Filter the material below down to the lines with the word "Free" and give those lines.

#### Given data ####

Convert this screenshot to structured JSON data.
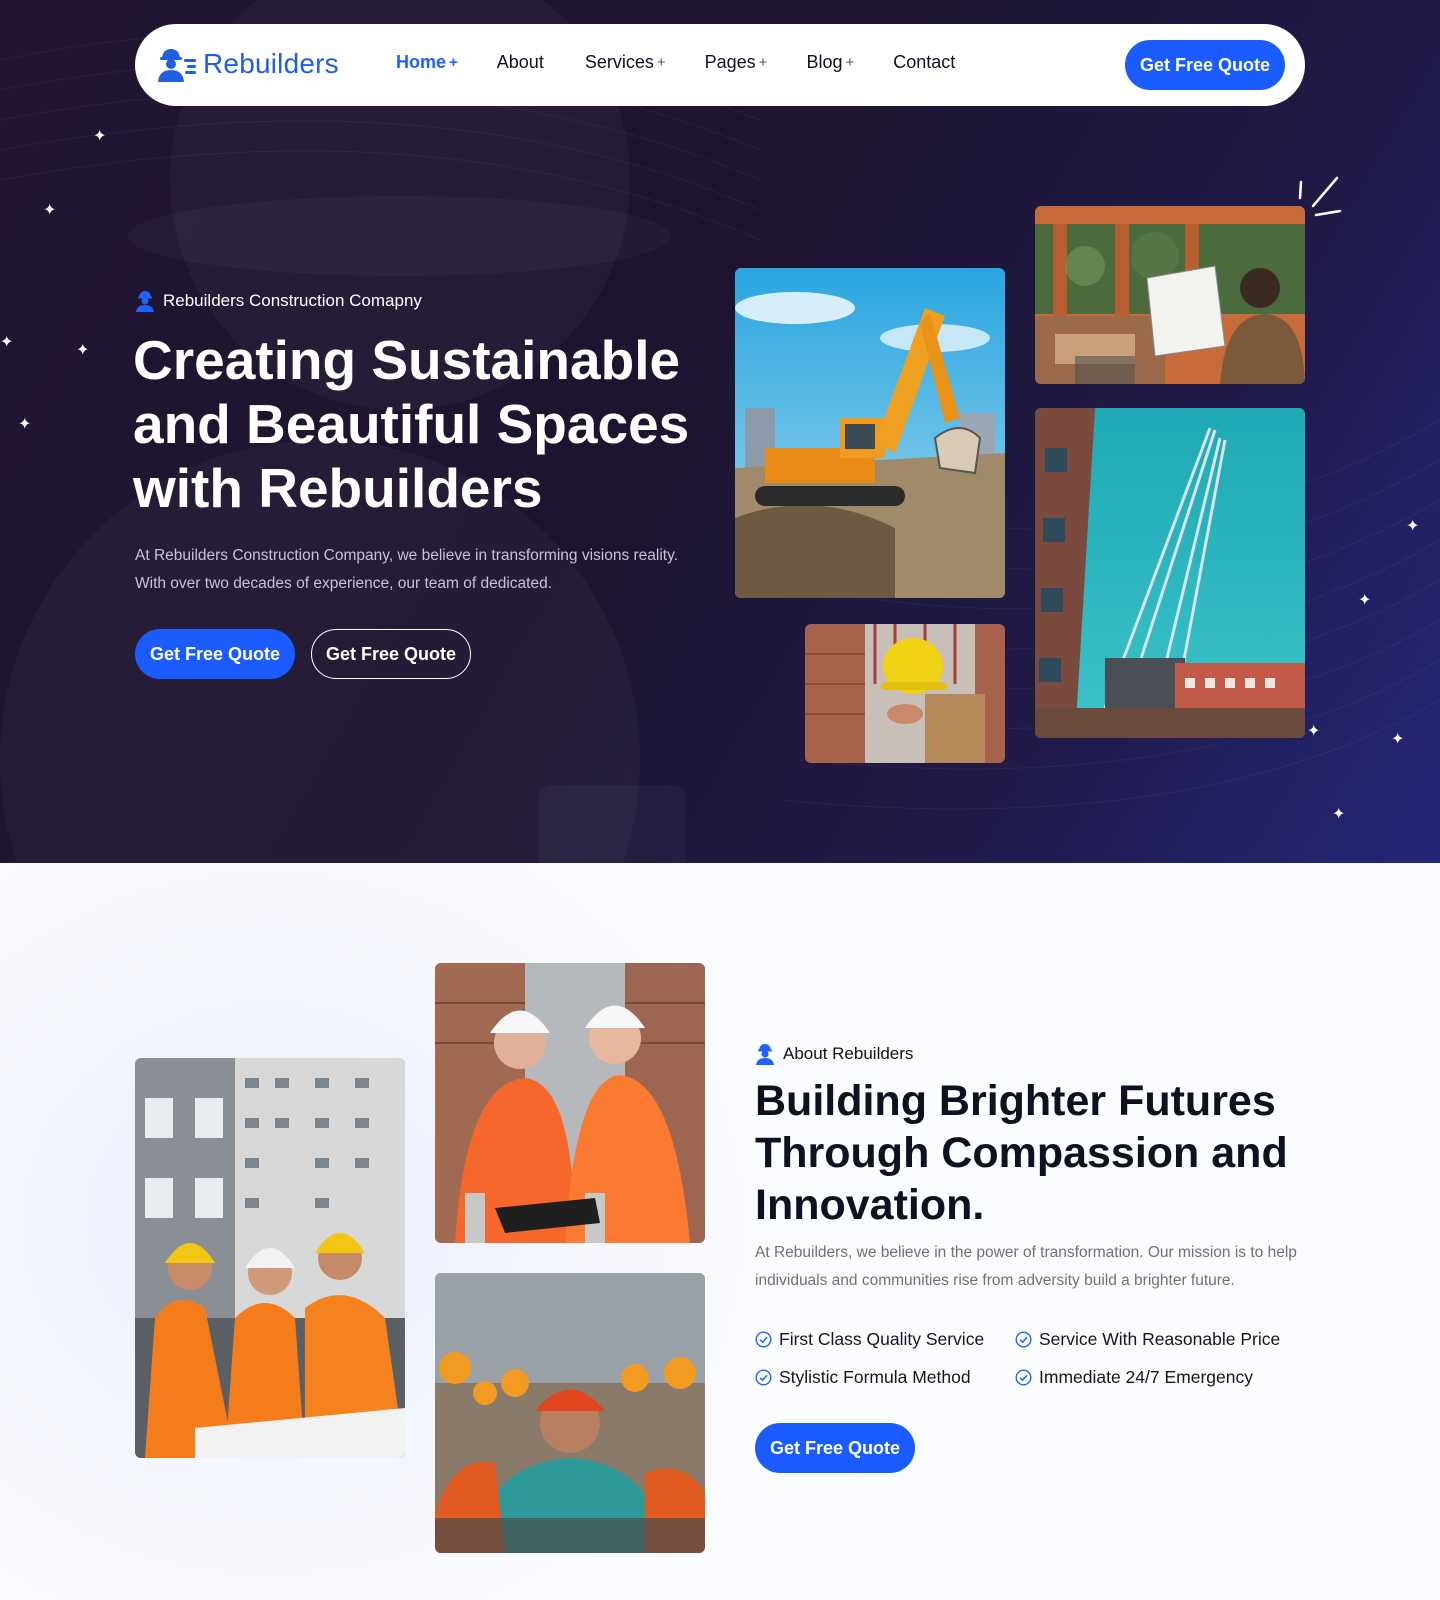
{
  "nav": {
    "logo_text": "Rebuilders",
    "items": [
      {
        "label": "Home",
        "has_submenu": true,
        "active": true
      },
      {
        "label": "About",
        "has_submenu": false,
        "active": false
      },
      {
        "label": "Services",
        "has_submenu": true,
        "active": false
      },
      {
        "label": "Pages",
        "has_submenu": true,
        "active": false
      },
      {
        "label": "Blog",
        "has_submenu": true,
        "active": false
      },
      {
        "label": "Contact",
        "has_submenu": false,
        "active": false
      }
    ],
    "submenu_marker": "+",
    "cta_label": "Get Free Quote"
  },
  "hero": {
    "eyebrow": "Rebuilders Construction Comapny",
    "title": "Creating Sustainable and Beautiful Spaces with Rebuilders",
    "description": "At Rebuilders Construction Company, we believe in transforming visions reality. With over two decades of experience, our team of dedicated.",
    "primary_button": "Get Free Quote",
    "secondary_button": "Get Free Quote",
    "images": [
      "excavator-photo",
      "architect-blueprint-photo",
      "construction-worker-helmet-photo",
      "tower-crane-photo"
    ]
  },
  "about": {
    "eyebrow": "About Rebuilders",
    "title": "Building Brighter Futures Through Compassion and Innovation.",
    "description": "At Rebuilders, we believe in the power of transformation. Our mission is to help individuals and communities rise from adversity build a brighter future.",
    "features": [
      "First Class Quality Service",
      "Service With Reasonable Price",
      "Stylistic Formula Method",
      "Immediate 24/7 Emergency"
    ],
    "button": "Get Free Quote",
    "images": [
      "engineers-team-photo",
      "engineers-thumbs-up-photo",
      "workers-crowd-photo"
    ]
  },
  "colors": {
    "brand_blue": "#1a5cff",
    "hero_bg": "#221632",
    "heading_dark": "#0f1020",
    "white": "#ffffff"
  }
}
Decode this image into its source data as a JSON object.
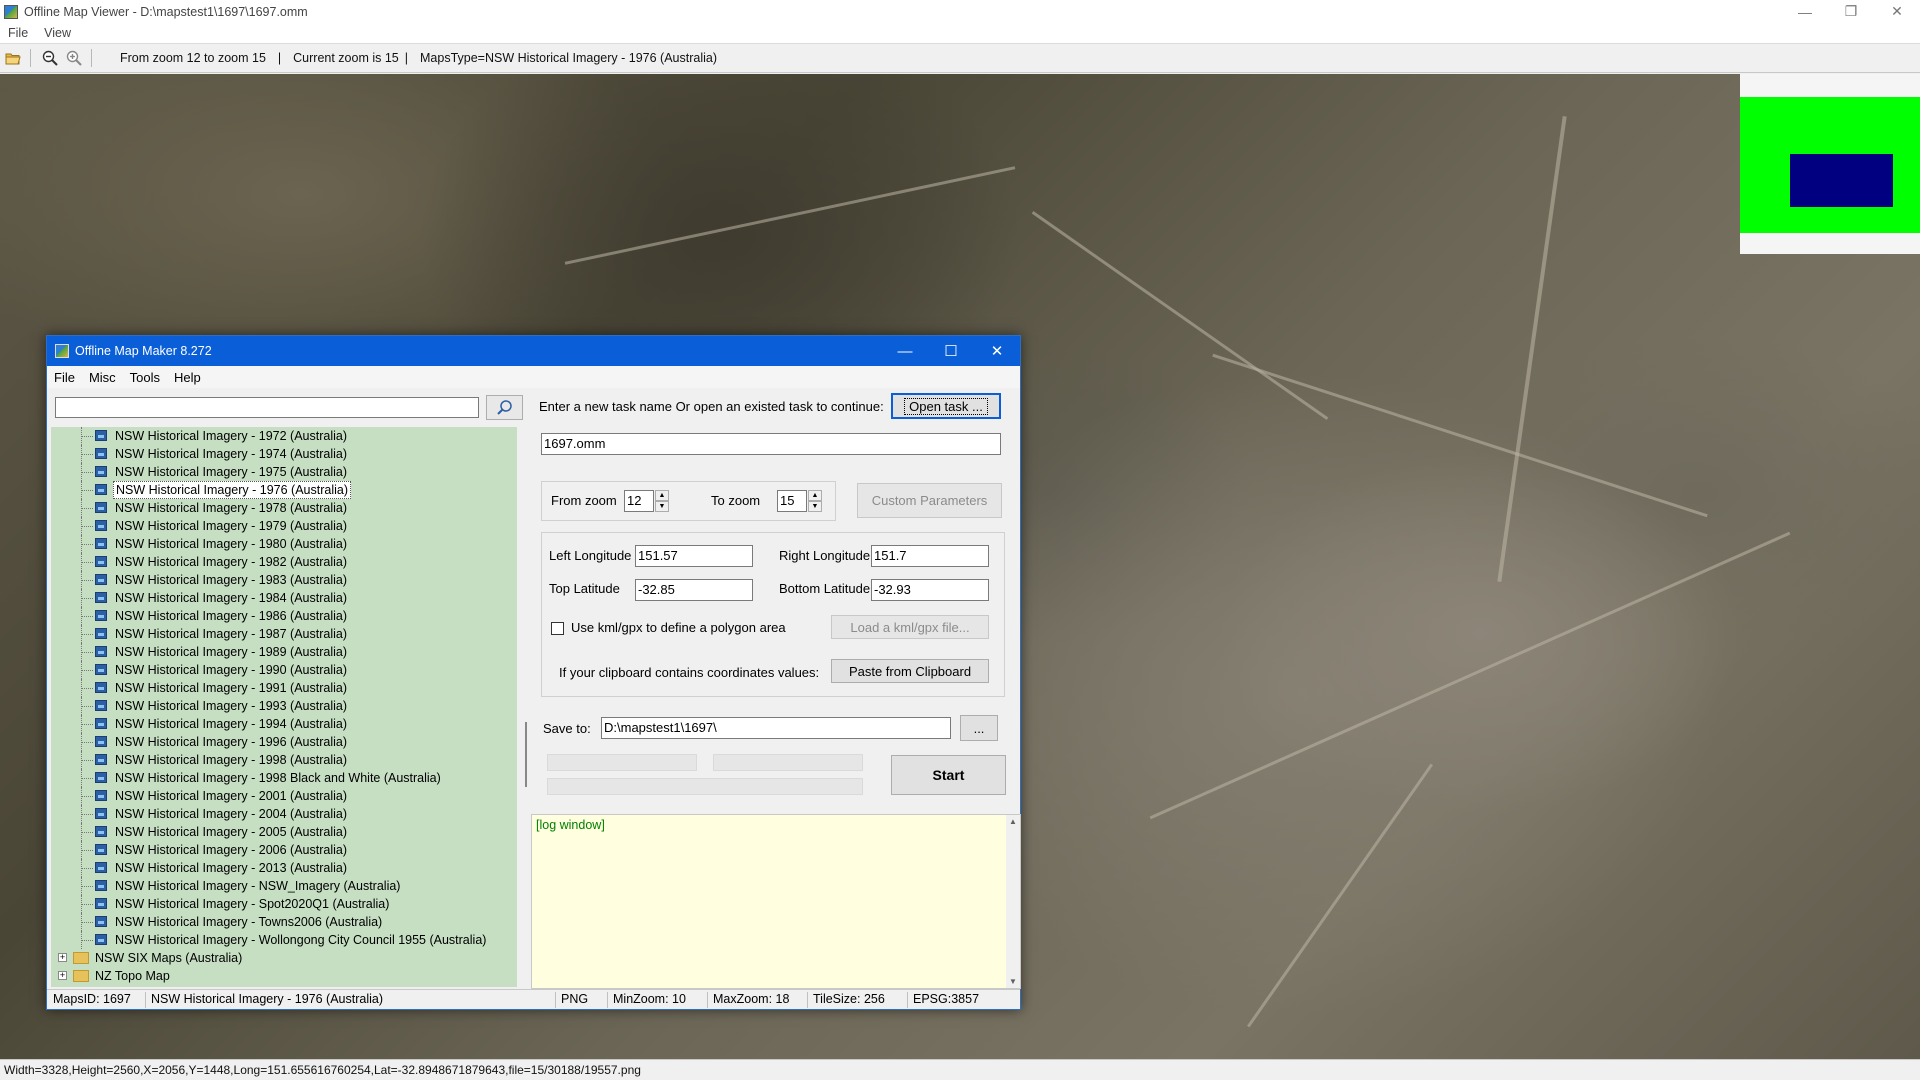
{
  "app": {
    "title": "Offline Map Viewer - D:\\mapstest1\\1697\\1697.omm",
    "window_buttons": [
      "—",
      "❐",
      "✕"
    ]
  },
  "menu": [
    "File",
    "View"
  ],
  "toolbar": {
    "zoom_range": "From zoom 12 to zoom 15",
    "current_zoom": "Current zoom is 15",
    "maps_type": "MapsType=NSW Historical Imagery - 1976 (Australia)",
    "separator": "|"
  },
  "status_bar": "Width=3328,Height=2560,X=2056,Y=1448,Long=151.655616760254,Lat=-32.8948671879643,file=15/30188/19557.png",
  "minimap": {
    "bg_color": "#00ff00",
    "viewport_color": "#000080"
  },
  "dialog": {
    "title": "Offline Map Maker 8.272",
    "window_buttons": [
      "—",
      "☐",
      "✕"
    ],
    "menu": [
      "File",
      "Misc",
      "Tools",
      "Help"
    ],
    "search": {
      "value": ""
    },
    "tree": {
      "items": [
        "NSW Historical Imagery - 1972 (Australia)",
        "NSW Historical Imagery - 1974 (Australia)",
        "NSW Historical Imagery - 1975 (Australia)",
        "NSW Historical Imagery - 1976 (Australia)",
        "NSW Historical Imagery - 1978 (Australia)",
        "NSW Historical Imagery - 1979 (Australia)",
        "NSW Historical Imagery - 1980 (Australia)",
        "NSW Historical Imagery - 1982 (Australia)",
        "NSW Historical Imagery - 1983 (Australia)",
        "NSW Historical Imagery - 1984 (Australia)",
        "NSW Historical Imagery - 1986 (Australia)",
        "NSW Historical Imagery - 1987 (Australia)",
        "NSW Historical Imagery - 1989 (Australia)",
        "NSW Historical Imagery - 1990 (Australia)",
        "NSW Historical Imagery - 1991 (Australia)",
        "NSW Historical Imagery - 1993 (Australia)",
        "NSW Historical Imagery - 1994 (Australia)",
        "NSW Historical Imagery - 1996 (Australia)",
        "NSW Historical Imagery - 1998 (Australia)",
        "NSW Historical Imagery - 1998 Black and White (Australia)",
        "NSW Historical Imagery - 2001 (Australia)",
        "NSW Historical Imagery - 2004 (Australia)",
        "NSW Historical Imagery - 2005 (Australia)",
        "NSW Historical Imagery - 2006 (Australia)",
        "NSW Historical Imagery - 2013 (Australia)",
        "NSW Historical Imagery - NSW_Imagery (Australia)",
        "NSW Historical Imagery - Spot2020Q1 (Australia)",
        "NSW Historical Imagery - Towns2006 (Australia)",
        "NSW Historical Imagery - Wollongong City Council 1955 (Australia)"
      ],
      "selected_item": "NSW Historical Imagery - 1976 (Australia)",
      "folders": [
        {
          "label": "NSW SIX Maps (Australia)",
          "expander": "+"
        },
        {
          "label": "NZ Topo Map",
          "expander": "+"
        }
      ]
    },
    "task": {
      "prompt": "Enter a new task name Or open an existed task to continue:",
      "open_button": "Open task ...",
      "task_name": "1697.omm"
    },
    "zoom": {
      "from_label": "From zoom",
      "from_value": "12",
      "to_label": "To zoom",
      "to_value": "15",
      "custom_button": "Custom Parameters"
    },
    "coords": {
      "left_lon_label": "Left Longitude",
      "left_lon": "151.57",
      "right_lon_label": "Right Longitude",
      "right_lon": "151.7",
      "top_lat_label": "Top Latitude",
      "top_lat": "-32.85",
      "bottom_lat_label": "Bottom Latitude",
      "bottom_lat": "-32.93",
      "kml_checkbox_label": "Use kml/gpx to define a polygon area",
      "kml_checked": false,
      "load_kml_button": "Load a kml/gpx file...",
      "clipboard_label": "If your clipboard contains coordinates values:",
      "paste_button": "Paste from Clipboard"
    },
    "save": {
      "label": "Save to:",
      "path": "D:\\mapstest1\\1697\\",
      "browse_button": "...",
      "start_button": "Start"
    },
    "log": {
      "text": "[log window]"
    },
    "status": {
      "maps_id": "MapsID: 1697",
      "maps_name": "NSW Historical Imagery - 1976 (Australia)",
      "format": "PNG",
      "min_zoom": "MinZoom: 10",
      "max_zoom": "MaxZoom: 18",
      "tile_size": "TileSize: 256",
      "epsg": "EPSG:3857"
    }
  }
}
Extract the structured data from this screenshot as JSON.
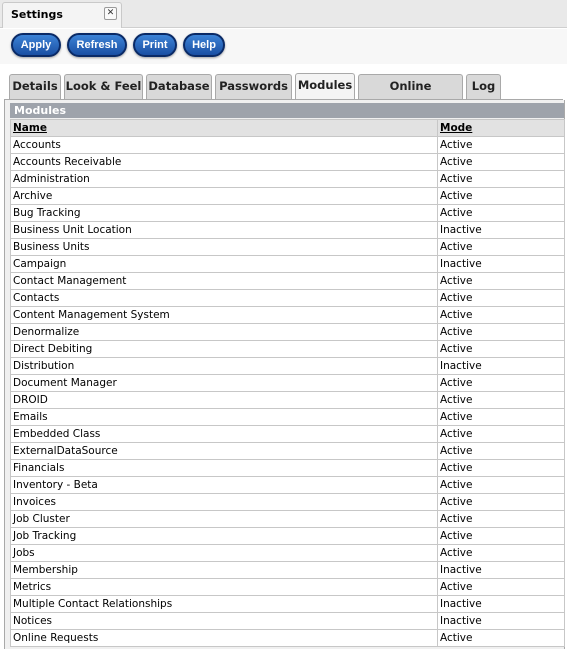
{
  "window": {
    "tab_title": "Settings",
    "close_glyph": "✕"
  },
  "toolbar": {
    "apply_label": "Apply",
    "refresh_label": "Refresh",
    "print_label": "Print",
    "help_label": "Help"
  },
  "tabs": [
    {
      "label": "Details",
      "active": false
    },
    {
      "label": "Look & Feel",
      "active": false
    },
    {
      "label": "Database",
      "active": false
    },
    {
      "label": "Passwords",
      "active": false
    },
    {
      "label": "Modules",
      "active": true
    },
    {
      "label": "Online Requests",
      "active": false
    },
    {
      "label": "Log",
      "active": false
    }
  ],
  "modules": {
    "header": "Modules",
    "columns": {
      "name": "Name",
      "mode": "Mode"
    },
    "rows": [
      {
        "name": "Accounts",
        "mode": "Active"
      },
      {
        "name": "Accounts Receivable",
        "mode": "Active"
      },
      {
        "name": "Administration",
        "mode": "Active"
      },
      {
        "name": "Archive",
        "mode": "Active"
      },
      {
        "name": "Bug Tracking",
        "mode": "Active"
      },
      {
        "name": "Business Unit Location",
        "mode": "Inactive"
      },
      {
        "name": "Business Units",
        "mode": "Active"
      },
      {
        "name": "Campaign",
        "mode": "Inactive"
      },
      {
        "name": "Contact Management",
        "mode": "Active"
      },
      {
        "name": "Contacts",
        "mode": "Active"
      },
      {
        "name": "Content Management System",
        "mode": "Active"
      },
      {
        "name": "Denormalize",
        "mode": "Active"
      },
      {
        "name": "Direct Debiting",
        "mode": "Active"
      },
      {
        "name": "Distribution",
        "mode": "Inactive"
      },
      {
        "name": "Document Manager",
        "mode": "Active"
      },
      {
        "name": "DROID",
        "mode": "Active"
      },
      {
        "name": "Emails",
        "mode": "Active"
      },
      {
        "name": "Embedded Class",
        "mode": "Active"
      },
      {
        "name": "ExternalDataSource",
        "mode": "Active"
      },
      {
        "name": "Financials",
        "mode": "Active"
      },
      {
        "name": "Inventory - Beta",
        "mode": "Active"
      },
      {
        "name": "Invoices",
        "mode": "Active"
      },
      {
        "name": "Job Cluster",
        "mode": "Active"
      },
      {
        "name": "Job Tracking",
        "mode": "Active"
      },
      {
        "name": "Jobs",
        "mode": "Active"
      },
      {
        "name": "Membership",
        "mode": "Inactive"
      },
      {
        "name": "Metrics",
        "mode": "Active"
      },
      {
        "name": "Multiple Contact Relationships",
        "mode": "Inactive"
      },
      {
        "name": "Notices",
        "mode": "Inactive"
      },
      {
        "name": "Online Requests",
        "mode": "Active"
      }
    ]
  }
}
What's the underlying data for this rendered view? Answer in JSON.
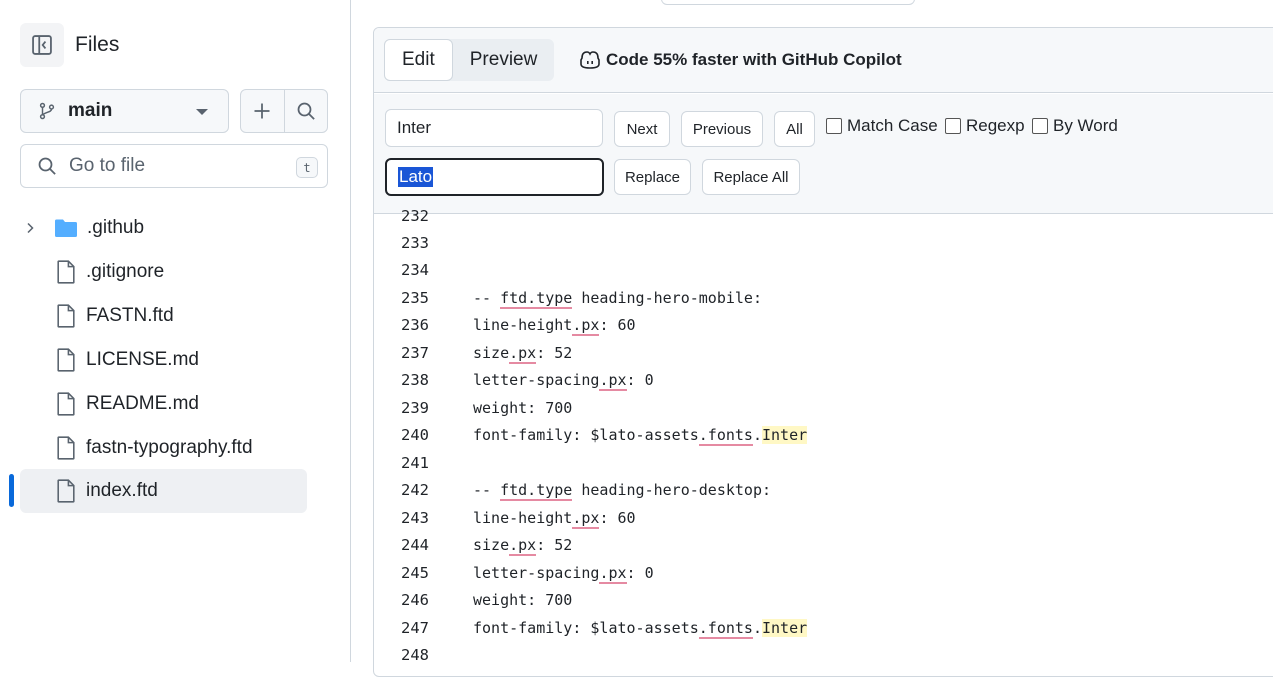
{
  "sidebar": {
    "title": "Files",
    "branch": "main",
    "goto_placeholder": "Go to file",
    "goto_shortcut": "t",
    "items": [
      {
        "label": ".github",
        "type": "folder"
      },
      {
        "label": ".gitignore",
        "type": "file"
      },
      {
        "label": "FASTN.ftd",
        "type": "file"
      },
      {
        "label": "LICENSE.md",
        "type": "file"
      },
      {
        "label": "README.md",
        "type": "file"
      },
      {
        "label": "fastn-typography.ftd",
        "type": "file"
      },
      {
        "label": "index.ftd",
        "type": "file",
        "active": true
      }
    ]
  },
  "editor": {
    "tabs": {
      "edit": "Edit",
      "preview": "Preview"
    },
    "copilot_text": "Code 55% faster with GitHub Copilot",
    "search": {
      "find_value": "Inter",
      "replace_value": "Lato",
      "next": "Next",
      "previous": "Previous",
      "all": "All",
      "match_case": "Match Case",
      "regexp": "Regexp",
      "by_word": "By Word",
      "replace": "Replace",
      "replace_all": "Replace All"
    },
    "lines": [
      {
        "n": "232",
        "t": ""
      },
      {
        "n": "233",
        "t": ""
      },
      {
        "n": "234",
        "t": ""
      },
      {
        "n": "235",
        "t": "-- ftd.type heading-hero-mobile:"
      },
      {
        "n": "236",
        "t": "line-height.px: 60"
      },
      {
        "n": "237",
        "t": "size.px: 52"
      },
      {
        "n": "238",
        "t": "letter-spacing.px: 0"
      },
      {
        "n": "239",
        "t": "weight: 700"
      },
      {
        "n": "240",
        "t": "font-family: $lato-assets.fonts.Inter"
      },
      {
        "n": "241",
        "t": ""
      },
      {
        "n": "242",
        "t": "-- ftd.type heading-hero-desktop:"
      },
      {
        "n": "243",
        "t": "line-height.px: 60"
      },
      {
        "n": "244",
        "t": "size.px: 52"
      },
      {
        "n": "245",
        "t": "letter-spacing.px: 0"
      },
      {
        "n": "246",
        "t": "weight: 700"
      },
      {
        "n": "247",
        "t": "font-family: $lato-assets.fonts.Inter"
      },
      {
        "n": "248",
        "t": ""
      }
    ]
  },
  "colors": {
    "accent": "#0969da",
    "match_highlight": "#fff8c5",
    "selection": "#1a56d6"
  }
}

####

Solution to the problem →
    "cta_label": "Get Free Quote"
    "primary_button": "Get Free Quote",
    "secondary_button": "Get Free Quote",
    "button": "Get Free Quote",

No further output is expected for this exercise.